Set the data down exactly as it stands, and keep its pictures out.
Dataset Block Start
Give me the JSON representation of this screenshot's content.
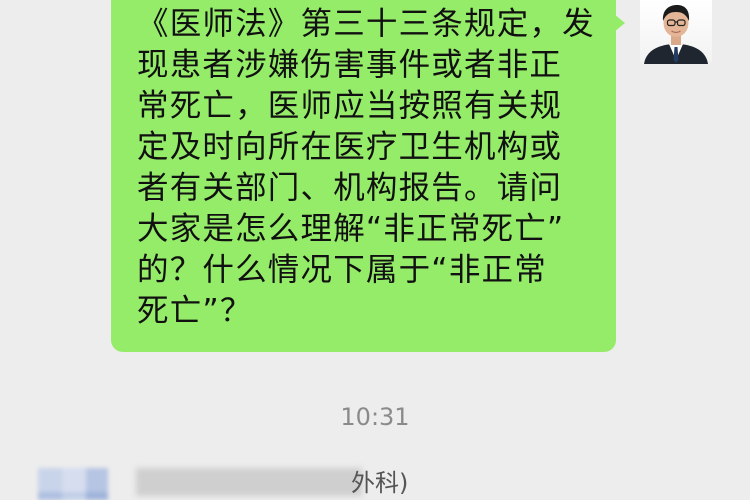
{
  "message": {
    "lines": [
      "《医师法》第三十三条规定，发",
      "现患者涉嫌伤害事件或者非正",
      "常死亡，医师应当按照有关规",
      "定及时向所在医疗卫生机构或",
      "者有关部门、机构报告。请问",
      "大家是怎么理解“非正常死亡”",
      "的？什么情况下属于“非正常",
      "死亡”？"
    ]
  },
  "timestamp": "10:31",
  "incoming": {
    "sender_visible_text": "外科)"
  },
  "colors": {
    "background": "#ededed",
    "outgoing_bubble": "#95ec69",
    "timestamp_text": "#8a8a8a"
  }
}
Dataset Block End
Task solution:
Give me the JSON representation of this screenshot's content.
{
  "message": {
    "lines": [
      "《医师法》第三十三条规定，发",
      "现患者涉嫌伤害事件或者非正",
      "常死亡，医师应当按照有关规",
      "定及时向所在医疗卫生机构或",
      "者有关部门、机构报告。请问",
      "大家是怎么理解“非正常死亡”",
      "的？什么情况下属于“非正常",
      "死亡”？"
    ]
  },
  "timestamp": "10:31",
  "incoming": {
    "sender_visible_text": "外科)"
  },
  "colors": {
    "background": "#ededed",
    "outgoing_bubble": "#95ec69",
    "timestamp_text": "#8a8a8a"
  }
}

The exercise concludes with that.